Hard Water Versus Soft Water: The Effect of Your Shower Doors

A bathroom with a glass shower door
When you installed your glass shower door, you probably loved the sleek, clean look it afforded your bathroom. However, over the passing weeks and months, you might have noticed a filmy residue forming on the glass. This is the result of minerals clinging to the door after water droplets from your shower evaporate.

Learn more about how both hard and soft water can affect your shower door as well as how to combat the unsightly residue and prevent it from returning.

The Effect of Hard Water on Glass Shower Doors

Hard water contains a high amount of dissolved minerals including calcium, magnesium and lime. Rainwater is soft, but by the time it passes through the ground, into waterways and out of your showerhead, it has picked up plenty of minerals.

Very hard water – defined as 10.5 grains per gallon (GPG) or higher – is found across the country, especially in the Midwest, pockets of the Southwest and Florida. The six metro areas notorious for having the hardest water in the country include:

  • Phoenix, AZ

  • Tampa, FL

  • Indianapolis, IN

  • Minneapolis, MN

  • Las Vegas, NV

  • San Antonio, TX

When hard water exits your taps, it leaves behind dingy clothes, spotted glassware and filmy shower doors. Soap is less effective because it reacts negatively with magnesium and calcium. Even your hair may feel sticky and look dull when washed in hard water.

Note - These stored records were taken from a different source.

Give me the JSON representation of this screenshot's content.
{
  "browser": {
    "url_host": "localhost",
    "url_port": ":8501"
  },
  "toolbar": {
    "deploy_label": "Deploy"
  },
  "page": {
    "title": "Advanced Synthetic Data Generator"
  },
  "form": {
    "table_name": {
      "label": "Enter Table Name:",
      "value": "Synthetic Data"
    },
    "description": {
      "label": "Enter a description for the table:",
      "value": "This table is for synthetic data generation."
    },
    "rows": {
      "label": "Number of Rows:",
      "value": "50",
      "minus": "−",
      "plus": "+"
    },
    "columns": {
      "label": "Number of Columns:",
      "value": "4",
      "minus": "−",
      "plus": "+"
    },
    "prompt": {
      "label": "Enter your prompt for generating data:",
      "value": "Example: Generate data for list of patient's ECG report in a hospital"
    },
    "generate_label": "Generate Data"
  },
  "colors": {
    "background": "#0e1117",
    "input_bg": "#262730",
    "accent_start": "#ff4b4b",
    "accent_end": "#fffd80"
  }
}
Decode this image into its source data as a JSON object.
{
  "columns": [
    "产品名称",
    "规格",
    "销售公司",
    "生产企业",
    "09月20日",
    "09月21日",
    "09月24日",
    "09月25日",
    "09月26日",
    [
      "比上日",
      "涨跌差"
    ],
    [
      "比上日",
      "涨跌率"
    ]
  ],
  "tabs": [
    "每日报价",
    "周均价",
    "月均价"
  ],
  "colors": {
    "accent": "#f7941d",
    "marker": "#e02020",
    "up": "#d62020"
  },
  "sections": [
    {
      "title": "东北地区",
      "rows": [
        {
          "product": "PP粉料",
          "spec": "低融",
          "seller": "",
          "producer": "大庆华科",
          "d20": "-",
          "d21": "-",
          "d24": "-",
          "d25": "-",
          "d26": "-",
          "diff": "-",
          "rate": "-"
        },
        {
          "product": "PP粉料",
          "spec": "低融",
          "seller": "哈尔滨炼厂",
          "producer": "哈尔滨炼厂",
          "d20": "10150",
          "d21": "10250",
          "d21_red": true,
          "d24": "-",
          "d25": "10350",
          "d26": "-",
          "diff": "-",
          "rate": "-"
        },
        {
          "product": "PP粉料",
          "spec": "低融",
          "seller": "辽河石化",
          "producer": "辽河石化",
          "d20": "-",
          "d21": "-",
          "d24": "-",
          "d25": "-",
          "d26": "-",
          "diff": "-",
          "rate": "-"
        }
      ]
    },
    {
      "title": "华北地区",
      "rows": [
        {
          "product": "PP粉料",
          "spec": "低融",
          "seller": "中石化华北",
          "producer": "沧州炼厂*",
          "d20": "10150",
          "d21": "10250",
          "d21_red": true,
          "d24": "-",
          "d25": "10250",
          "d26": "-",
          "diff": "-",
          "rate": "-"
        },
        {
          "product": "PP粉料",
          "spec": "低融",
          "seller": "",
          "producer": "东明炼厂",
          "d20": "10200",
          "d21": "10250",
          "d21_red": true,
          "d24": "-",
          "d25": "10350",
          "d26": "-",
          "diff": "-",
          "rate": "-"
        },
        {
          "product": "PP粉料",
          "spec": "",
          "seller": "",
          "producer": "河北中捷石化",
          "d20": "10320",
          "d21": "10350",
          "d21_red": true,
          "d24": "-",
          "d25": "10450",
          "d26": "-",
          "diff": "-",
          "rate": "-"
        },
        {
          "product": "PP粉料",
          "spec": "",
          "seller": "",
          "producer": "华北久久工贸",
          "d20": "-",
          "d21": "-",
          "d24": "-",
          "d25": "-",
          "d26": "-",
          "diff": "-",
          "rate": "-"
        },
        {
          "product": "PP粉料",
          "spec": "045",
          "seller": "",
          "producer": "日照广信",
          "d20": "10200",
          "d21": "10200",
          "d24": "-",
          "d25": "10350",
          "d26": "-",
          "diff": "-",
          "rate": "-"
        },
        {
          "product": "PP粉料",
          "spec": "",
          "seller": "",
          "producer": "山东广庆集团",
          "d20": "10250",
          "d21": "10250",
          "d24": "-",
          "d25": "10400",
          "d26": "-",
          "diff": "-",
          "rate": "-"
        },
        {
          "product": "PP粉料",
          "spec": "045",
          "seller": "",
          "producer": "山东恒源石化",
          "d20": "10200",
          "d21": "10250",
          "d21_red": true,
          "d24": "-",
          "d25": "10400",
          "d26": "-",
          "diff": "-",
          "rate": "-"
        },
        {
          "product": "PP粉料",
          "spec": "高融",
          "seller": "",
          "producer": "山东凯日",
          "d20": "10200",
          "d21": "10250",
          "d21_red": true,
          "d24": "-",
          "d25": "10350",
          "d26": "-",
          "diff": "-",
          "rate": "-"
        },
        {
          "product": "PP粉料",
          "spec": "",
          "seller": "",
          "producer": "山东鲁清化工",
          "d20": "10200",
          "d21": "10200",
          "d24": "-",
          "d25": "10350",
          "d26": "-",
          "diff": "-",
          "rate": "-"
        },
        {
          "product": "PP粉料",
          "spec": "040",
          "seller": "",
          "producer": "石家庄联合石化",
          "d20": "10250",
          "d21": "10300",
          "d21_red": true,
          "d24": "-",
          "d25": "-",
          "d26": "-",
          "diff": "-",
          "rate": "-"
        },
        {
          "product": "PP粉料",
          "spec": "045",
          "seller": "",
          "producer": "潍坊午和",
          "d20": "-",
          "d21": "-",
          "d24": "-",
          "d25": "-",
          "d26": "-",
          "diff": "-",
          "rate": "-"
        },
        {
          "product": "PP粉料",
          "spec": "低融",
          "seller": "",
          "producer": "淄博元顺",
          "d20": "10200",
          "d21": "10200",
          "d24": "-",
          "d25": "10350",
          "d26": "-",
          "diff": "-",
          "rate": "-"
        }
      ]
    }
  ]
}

The Effect of Soft Water on Glass Shower Doors

When water is treated to remove magnesium and calcium, it’s known as soft water. While most of the ions are removed from soft water, sodium (a negatively charged ion) remains. This can make your water taste salty and notably increase your sodium intake each day.

Once it falls to the ground, water isn’t found any softer than about 1 to 3.5 GPG, which is considered slightly hard. To be called soft water, it must contain less than 1 GPG. This can only be done with a water softener.

While it may seem as though achieving the softest water possible is beneficial for avoiding residue, it might not be safe to drink. Plus, the sodium in soft water can leave behind stains similar to hard water spots.

How to Remove Buildup from Glass Shower Doors

A damp sponge and even window cleaner isn’t enough to remove hard water residue from your glass shower doors. Instead, try these tips:

  • Spray on a commercial lime- or calcium-removing spray specifically designed to remove hard water spots. Be careful not to spray any grout or stone in the shower to prevent damaging these materials.

  • For fresh hard water spots, rub the shower door with a dryer sheet to lift residue without scratching the glass.

  • For stubborn hard water spots, first spray lemon juice on the shower door. Then rub on a paste of baking soda and vinegar with a soft cloth or sponge. Immediately rinse and dry the door.

How to Prevent Buildup on Glass Shower Doors

Once you remove the buildup from your shower doors, prevent its return with these tips:

  • Wipe down the door after every shower. A squeegee is an effective tool for the job.

  • Use ClearChoice protective coating to reduce water stain damage.

  • Install a water softener if you live in a hard water area to bring mineral hardness down to about 3 GPG.

If you’re ready for a new glass shower door design, look to Glass Doctor® for help. Learn more about our services by contacting Glass Doctor today.